    return _window;
}

Note: By default the shake window is presented for Debug builds only. You can override the MMBARRICADE_SHAKE_ENABLED macro to adjust this behavior.

  • Manually present a MMBarricadeViewController at any time in your app, just be sure to limit the presetation to debug builds if you don't want it to ship to the App Store.

Tweaks

If you are using Facebook Tweaks in your app, you can use the Tweaks subspec of Barricade to integrate the in-app selection interface inside of Tweaks.

pod 'MMBarricade/Tweaks', '~> 1.0.0'

The only other change you need to make is to setup the barricade using a tweaks response store rather than the in-memory response store:

#import "MMBarricade+Tweaks.h"
...
[MMBarricade setupWithTweaksResponseStore];
[MMBarricade enable];

App Store Submission

MMBarricade is safe to include with App Store builds (and could be used to support things like a demo mode for your app), but most of the time you will probably want to ensure that the barricade is disabled for App Store builds. Here are a couple of approaches:

Conditionally enable

In your app, you can wrap the creation of the barricade inside a macro to limit the code execution to particular build configurations. For example:

#if DEBUG
[MMBarricade enable];
#endif

Disable through CocoaPods

When installing through CocoaPods, you can specify particular build configurations to limit the installation of the library. For example:

pod 'MMBarricade', '~> 1.0.0', :configurations => ['Debug']

Or, if you are only utilizing the library for unit tests, you may want to link the library with only your testing target:

target 'Tests', :exclusive => true do
  pod 'MMBarricade', '~> 1.0.0'
end

Advanced Configuration

Configuration consists of two steps:

  1. Setup a response store
  2. Enable the barricade

The barricade must be configured with an instance of an <MMBarricadeResponseStore> before it can be used. To use one of the included response stores, you can:

[MMBarricade setupWithTweaksResponseStore];
-or-
[MMBarricade setupWithInMemoryResponseStore];

Once the backing store for the barricade is setup, it should be enabled. Because the barricade works as a NSURLProtocol subclass, the way to enable it differs depending on how you will be making network requests in your app.

NSURLConnection

For networking based on the older networking style of NSURLConnection-based requests, simply calling [MMBarricade enable] will register the NSURLProtocol for you.

NSURLSession

For networking based on the newer NSURLSession-based APIs, you have two options:

If you are using [NSURLSession sharedSession], then you can enable with [MMBarricade enable].

If you are creating a custom session, for example [NSURLSession sessionWithConfiguration:configuration], then you should enable the barricade with your custom session configuration before creating the session.

NSURLSessionConfiguration *configuration = [self myCustomSessionConfiguration];
[MMBarricade enableForSessionConfiguration:configuration];
NSURLSession *session = [NSURLSession sessionWithConfiguration:configuration];
...

Changing the response

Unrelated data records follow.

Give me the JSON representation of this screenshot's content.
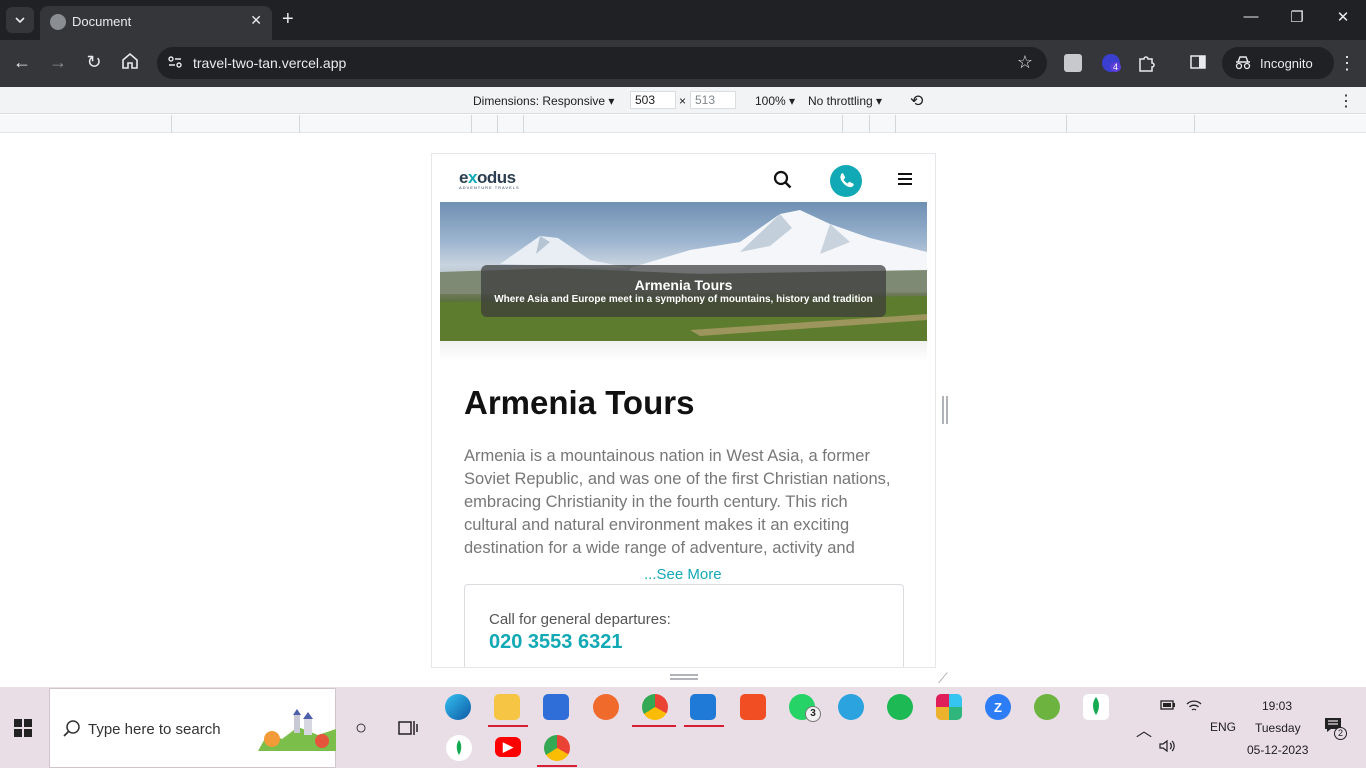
{
  "browser": {
    "tab_title": "Document",
    "url": "travel-two-tan.vercel.app",
    "incognito_label": "Incognito",
    "extension_badge": "4"
  },
  "devtools": {
    "dimensions_label": "Dimensions: Responsive",
    "width": "503",
    "height": "513",
    "times": "×",
    "zoom": "100%",
    "throttling": "No throttling"
  },
  "site": {
    "logo_prefix": "e",
    "logo_x": "x",
    "logo_suffix": "odus",
    "logo_tagline": "ADVENTURE TRAVELS",
    "hero_title": "Armenia Tours",
    "hero_subtitle": "Where Asia and Europe meet in a symphony of mountains, history and tradition",
    "page_title": "Armenia Tours",
    "description": "Armenia is a mountainous nation in West Asia, a former Soviet Republic, and was one of the first Christian nations, embracing Christianity in the fourth century. This rich cultural and natural environment makes it an exciting destination for a wide range of adventure, activity and",
    "see_more": "...See More",
    "call_label": "Call for general departures:",
    "call_number": "020 3553 6321"
  },
  "taskbar": {
    "search_placeholder": "Type here to search",
    "whatsapp_badge": "3",
    "language": "ENG",
    "time": "19:03",
    "day": "Tuesday",
    "date": "05-12-2023",
    "notification_badge": "2"
  },
  "colors": {
    "accent": "#11a9b5",
    "chrome_dark": "#202124",
    "taskbar": "#e9dde6"
  }
}
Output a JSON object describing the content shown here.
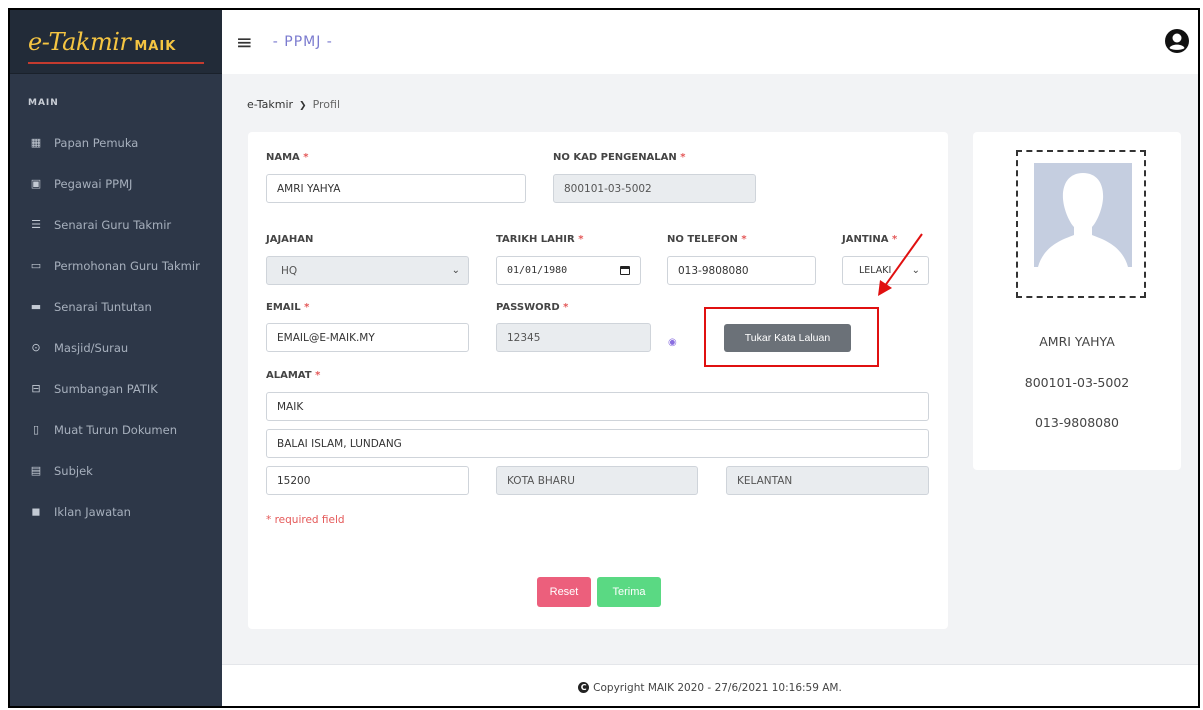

The response that will be returned by the barricade when a request is made is the "current response" that has been selected in the MMBarricadeResponseSet for the request. In addition to updating the current response through the tweaks UI, the response can also be updated programmatically:

[MMBarricade selectResponseForRequest:@"login" withName:@"offline"];

Requirements

MMBarricade requires iOS 7.0 or higher.

Credits

MMBarricade was created by John McIntosh at Mutual Mobile.

Credit also to Justin Kolb for pioneering the concept of run-time adjustable network responses and Conrad Stoll for feedback.

License

MMBarricade is available under the MIT license. See the LICENSE file for more info.


*Note that all licence references and agreements mentioned in the MMBarricade README section above are relevant to that project's source code only.